◆ Brief:
Skip the pictures. Copy all the rest of the records down exactly.

◆ Data shown:
------------------------------------------------------------------------
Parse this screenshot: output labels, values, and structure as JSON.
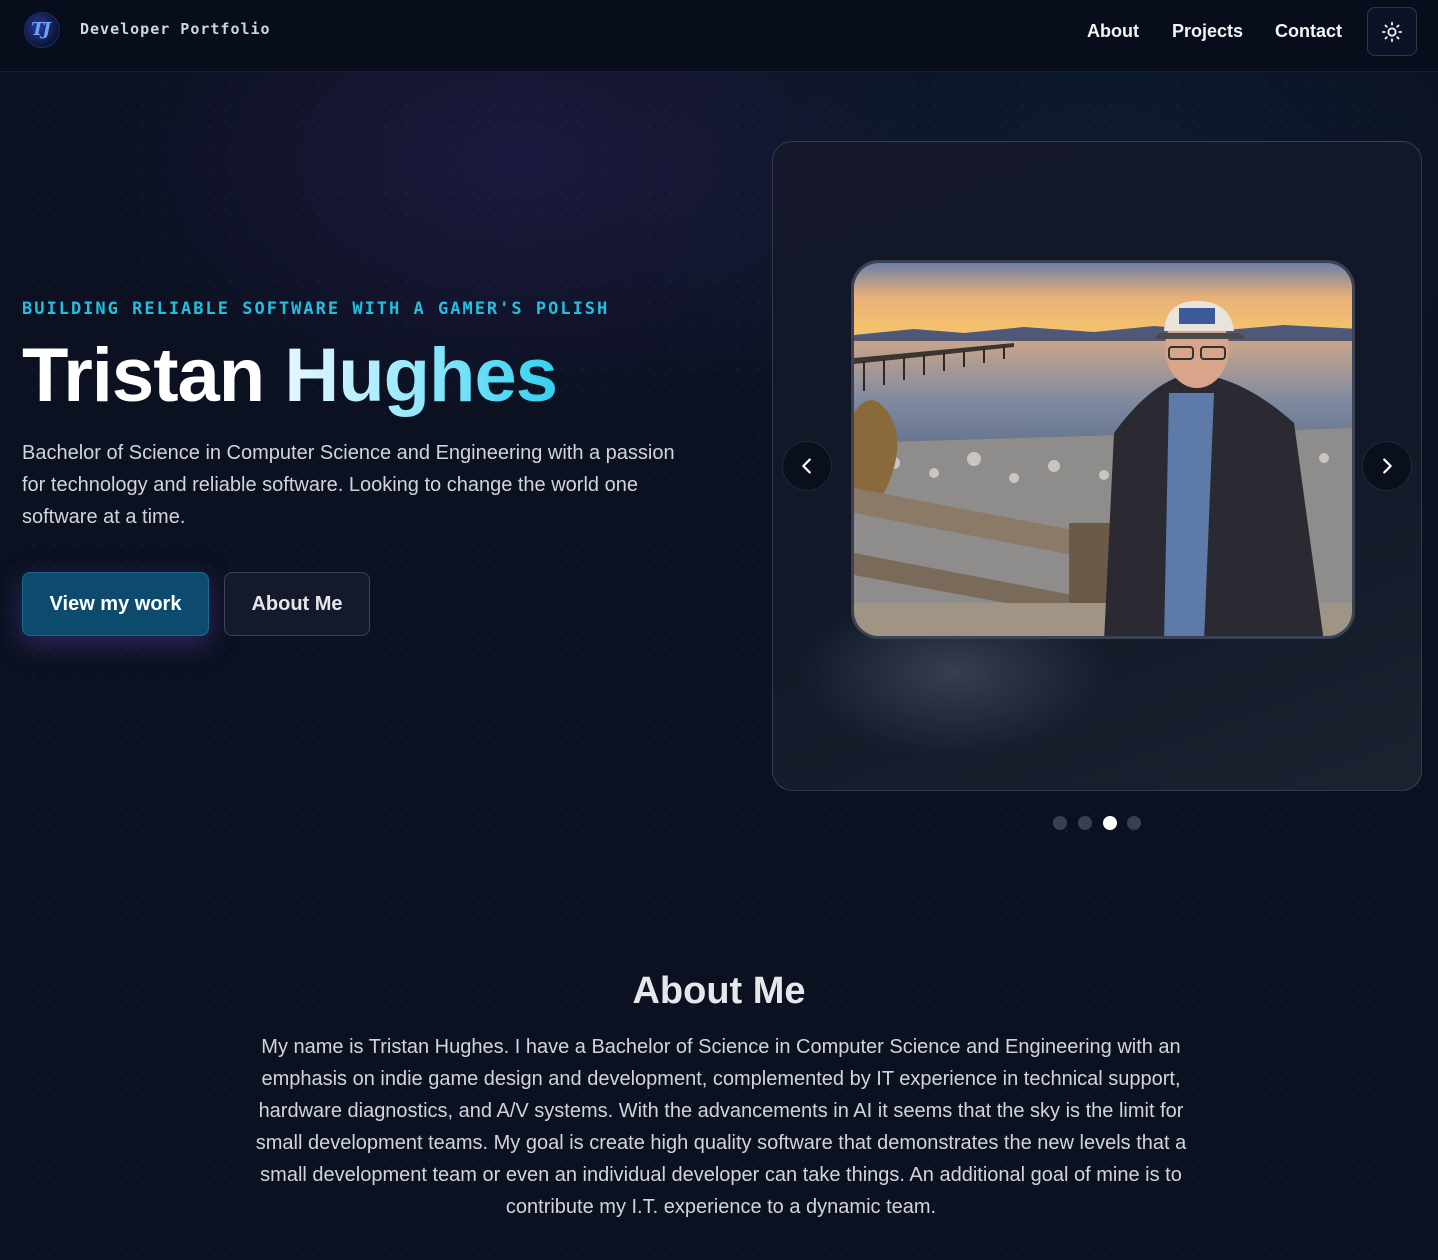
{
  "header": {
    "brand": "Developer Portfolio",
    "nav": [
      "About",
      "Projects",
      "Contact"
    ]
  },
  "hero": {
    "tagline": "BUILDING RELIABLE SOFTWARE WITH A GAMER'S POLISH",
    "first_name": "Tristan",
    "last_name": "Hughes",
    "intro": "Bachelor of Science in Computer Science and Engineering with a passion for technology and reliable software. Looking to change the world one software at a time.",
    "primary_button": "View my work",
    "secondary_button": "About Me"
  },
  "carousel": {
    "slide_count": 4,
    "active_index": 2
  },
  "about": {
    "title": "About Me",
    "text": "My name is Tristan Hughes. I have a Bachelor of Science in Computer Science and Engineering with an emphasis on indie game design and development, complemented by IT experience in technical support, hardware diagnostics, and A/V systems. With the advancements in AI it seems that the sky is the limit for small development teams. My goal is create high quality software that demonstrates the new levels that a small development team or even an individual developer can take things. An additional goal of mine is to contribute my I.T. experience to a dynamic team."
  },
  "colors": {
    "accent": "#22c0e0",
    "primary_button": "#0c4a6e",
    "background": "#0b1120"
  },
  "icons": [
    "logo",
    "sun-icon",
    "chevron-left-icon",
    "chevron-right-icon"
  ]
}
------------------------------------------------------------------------
◆ Output of the task:
Parse this screenshot: output labels, values, and structure as JSON.
{
  "header": {
    "brand": "Developer Portfolio",
    "nav": [
      "About",
      "Projects",
      "Contact"
    ]
  },
  "hero": {
    "tagline": "BUILDING RELIABLE SOFTWARE WITH A GAMER'S POLISH",
    "first_name": "Tristan",
    "last_name": "Hughes",
    "intro": "Bachelor of Science in Computer Science and Engineering with a passion for technology and reliable software. Looking to change the world one software at a time.",
    "primary_button": "View my work",
    "secondary_button": "About Me"
  },
  "carousel": {
    "slide_count": 4,
    "active_index": 2
  },
  "about": {
    "title": "About Me",
    "text": "My name is Tristan Hughes. I have a Bachelor of Science in Computer Science and Engineering with an emphasis on indie game design and development, complemented by IT experience in technical support, hardware diagnostics, and A/V systems. With the advancements in AI it seems that the sky is the limit for small development teams. My goal is create high quality software that demonstrates the new levels that a small development team or even an individual developer can take things. An additional goal of mine is to contribute my I.T. experience to a dynamic team."
  },
  "colors": {
    "accent": "#22c0e0",
    "primary_button": "#0c4a6e",
    "background": "#0b1120"
  },
  "icons": [
    "logo",
    "sun-icon",
    "chevron-left-icon",
    "chevron-right-icon"
  ]
}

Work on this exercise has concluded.